PROVIDED DATA |
******
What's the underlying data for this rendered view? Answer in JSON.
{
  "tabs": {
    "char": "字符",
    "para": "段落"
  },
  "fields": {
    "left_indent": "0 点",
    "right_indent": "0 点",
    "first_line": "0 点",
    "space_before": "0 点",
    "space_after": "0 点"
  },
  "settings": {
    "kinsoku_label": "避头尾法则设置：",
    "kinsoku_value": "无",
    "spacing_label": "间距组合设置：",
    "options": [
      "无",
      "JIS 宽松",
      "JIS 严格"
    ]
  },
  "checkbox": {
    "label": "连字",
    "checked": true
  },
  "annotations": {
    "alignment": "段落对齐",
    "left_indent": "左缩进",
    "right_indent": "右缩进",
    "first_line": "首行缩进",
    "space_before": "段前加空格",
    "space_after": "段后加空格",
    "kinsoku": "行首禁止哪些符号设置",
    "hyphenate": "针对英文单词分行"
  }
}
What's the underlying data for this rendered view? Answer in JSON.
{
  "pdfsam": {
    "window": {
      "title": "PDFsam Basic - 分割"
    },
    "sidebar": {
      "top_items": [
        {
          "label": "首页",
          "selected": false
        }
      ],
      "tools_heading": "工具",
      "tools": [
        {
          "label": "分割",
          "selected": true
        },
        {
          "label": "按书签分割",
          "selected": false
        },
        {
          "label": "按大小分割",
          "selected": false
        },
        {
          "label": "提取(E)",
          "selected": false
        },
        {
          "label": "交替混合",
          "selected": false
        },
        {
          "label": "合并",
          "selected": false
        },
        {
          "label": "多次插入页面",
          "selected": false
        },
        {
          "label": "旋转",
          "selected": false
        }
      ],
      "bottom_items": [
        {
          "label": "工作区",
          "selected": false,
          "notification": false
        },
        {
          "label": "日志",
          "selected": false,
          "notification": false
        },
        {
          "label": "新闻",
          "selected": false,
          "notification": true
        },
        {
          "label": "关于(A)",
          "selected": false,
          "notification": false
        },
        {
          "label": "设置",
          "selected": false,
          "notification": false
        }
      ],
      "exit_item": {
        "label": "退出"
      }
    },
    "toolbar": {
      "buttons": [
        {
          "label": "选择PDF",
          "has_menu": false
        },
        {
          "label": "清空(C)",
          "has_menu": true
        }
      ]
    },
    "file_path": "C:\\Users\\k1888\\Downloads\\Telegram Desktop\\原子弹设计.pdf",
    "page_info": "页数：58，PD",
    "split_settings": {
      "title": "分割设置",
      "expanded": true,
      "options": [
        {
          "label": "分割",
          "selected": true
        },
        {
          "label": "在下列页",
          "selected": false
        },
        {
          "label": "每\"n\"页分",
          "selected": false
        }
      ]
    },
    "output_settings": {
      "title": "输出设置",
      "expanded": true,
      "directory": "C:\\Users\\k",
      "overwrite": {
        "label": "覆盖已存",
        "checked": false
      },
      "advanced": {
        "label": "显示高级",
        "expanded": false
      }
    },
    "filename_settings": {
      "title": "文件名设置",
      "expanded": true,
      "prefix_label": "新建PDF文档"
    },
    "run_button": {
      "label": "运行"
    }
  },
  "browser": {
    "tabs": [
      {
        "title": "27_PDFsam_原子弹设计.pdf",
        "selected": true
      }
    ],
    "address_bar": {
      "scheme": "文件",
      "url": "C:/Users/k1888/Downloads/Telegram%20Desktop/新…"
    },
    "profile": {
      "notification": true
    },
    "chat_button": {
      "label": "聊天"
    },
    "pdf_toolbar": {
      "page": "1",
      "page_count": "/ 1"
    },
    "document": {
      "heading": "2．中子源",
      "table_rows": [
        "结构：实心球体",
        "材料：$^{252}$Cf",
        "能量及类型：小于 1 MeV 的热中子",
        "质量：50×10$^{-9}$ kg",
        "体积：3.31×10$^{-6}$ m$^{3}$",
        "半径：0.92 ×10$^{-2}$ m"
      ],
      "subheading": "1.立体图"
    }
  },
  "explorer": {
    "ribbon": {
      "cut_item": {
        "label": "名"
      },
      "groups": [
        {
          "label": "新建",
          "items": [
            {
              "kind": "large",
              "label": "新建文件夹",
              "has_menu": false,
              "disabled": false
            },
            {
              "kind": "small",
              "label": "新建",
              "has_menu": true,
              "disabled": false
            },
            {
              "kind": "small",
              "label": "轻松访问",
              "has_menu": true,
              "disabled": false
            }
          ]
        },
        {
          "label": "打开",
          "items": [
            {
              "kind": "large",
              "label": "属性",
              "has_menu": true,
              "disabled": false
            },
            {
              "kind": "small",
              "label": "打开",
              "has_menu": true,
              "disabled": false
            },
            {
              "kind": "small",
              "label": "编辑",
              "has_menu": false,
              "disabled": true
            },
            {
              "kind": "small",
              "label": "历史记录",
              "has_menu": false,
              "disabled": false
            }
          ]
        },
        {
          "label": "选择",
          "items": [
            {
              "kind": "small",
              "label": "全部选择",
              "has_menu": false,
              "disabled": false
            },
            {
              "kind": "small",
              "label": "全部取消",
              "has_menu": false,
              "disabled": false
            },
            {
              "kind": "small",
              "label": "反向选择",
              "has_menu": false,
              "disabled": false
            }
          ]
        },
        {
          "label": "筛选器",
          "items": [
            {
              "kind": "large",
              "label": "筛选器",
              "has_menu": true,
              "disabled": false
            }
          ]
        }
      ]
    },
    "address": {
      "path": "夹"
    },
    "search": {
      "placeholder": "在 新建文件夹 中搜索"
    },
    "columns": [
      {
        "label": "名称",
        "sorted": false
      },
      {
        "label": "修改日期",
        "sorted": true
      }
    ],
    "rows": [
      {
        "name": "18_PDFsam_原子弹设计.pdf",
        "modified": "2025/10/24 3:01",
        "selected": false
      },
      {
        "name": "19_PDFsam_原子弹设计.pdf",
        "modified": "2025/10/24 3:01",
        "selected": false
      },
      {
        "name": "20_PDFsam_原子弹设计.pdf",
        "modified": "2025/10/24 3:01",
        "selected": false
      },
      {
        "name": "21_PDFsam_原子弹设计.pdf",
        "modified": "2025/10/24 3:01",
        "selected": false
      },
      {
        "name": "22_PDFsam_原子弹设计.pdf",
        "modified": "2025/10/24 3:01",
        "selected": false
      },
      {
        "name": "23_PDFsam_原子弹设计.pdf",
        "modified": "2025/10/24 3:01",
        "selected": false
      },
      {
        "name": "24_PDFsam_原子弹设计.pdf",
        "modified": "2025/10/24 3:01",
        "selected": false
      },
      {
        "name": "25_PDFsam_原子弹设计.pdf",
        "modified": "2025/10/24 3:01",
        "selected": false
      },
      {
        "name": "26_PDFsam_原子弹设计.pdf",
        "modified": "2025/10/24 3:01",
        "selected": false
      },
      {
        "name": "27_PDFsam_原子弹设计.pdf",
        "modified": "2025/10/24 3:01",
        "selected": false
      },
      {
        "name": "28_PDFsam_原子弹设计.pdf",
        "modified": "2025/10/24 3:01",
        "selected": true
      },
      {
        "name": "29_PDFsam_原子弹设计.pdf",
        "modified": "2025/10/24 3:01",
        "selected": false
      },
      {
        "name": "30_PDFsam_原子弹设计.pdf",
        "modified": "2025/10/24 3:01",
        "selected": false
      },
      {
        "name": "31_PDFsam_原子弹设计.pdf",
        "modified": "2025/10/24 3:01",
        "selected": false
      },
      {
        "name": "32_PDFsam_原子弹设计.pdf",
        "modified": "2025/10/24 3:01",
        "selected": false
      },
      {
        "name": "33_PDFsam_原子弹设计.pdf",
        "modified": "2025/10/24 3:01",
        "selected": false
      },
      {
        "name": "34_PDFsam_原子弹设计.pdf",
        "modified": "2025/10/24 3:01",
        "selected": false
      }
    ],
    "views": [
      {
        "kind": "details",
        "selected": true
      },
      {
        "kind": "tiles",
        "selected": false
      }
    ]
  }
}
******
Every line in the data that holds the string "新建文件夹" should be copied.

              "label": "新建文件夹",
      "placeholder": "在 新建文件夹 中搜索"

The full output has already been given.